I think the number one issue I hear about from clients and readers is not knowing how to budget. Or feeling overwhelmed by what budgeting is supposed to look like. Traditionally, budgeting looks like having an exact amount to spend on all the different categories of life, and never going over in any of them. But in reality, every month looks different than the one before, so you don’t always know how much you’ll spend on specific things. For example, last month, I spent way more than usual on going out to eat. But I spent a lot less on things like entertainment. So my actual budget was even and I didn’t overspend. However, if I looked at it in the way Mint told me to, I might be stressed out about overspending on dining.
But in reality, every month looks different than the one before, so you don’t always know how much you’ll spend on specific things.
Luckily, you don’t have to be stressed out about that if you use the one number method. I switched to one budget number a few years ago when I realized it was getting really onerous to stick to a specific budget number in all the different possible categories. If I wasn’t spending more than was available to me, why did it matter where it was going? Of course, if you feel like you’re spending money without having an idea of where it’s actually going, it’s helpful to categorize it so that you can be more mindful about your spending. However, if you want to simplify your budget, while making sure you don’t overspend each month, paying attention to just one big number can make your life a lot easier.
Add Up Your Monthly Income
It’s important to have a solid understanding of how much you’re bringing in every month. Add up your paychecks to get this amount. This is the amount that comes in after taxes and after any other pre-tax deductions, like health insurance or your 401k contributions.
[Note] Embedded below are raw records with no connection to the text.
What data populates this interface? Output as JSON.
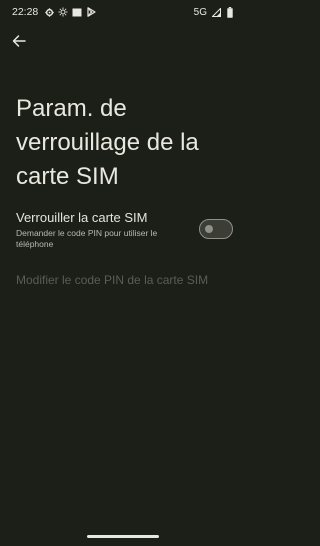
{
  "status_bar": {
    "time": "22:28",
    "left_icons": [
      "gear-icon",
      "brightness-icon",
      "square-icon",
      "play-store-icon"
    ],
    "network": "5G",
    "right_icons": [
      "signal-icon",
      "battery-icon"
    ]
  },
  "app_bar": {
    "back_icon": "arrow-back-icon"
  },
  "page": {
    "title": "Param. de verrouillage de la carte SIM"
  },
  "lock_sim": {
    "title": "Verrouiller la carte SIM",
    "summary": "Demander le code PIN pour utiliser le téléphone",
    "enabled": false
  },
  "change_pin": {
    "label": "Modifier le code PIN de la carte SIM",
    "disabled": true
  },
  "colors": {
    "background": "#1c1e18",
    "text_primary": "#e4e4dc",
    "text_disabled": "#5a5c55",
    "toggle_outline": "#8e9186"
  }
}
If your income is not consistent, perhaps if you’re self-employed or you work for tips, this exercise can be more difficult. My advice is to lean on the amount that you absolutely know will come in every month. Either that, or the amount you must earn in order to pay your bills. Anything that you earn that is more than that amount should be applied towards your debt or savings goals.
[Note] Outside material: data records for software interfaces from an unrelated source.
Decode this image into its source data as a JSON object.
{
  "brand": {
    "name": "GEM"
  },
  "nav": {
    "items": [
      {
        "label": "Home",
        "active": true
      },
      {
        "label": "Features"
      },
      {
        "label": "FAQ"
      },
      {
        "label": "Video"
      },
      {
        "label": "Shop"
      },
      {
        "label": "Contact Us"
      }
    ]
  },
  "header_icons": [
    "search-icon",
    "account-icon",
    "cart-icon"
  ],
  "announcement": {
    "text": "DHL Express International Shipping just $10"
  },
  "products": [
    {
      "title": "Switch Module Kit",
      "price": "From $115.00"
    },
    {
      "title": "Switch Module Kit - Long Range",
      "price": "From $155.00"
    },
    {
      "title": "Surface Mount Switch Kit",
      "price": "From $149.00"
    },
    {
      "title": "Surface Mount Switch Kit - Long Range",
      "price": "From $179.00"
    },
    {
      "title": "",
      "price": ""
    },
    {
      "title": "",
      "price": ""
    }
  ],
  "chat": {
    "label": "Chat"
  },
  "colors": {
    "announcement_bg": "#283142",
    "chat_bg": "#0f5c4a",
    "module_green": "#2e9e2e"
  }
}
Right now, Dan and I are relying predominantly on his income from his full-time job. Since my business income is still shaky now that I’m full-time, I’m only planning on having $1,000 as take home pay. The rest of my earnings goes to business expenses and taxes. If there’s more leftover from a good month, I consider that extra and apply it to our savings goals or put it back into my business.
Calculate Your Fixed Expenses
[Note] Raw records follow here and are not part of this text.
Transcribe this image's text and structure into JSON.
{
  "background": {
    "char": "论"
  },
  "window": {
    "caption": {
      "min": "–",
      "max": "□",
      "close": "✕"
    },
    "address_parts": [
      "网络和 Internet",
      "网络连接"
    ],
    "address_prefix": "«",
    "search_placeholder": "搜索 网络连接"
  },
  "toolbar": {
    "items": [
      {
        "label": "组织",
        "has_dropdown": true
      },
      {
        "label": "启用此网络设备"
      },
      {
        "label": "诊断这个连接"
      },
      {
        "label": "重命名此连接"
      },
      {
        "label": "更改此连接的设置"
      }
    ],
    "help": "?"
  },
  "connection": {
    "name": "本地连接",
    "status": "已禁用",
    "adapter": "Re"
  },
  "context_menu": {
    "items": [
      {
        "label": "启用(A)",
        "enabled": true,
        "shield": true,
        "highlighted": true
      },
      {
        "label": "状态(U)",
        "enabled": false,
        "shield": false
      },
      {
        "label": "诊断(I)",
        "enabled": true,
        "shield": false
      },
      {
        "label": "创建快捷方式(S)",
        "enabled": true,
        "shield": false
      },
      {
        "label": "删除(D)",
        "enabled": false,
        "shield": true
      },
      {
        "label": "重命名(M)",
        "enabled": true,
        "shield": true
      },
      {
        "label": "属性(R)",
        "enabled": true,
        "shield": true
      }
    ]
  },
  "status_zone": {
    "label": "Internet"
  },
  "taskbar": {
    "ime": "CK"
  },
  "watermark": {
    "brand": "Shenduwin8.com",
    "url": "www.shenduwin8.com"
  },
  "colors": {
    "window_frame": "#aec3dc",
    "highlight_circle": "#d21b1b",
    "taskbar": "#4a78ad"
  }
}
Fixed expenses are any costs that usually stay the same each month. This can be rent, insurance, utilities, or subscriptions. These are the types of expenses that you usually cannot change (even if you want to). So get clear on how much absolutely has to go out every month.
It’s also a good practice to calculate non-monthly expenses when you do this exercise. If there are quarterly or annual fees, like car insurance, it’s helpful to set money aside each month so you’ll have that money when the full amount is due. Calculate how much you would have to save each month to add up to the actual payment. Then set up a direct deposit into a savings account or separate checking account that can be billed for those fees.
Get Clear On Debt Payments
It’s important to know exactly how much you owe towards debts each month. This should include any debts that you are working to pay down. Some examples are: credit cards, student loans, car payments, home equity loans, medical bills, etc. Make a list of how much you must pay towards your debt. These amounts can change as time goes on, especially if you’re trying to be more aggressive with your debt repayment.
Identify Your Savings Goals
If you have enough money to both pay down debt and save at the same time, specify how much you want to save each month. You should prioritize emergency savings first. From there, you can decide what else you want to save for. Some of the most popular savings goals of my clients are for travel, hobbies, and a downpayment for a home. What do you want to save up for? How much do you need to save to reach your goal? Once you’ve answered those questions, figure out how much you would have to save each month to get there.
Spend What’s Left
Take your monthly income and subtract your fixed expenses, debt payments, and savings amounts. The remainder of money that is left is the amount that you have available to spend on whatever you want each month. If you don’t think it’s enough to cover you for groceries, transportation, entertainment, and other things, you may have to lower your fixed expenses or cut back on your savings. But if you are comfortable with what’s leftover, you just have to keep that number in mind while you’re spending throughout the month. As long as you don’t spend more than that amount, you will be on budget. This makes it so you don’t have to worry about your spending in different specific categories.
Do you think having one budget number to keep in mind will make it easier for you to track your spending? I know it made my life feel a lot easier. Share what you think in the comments!
Certified Financial Education Instructor. Feminist and financial coach for women. Founder of Money Circle.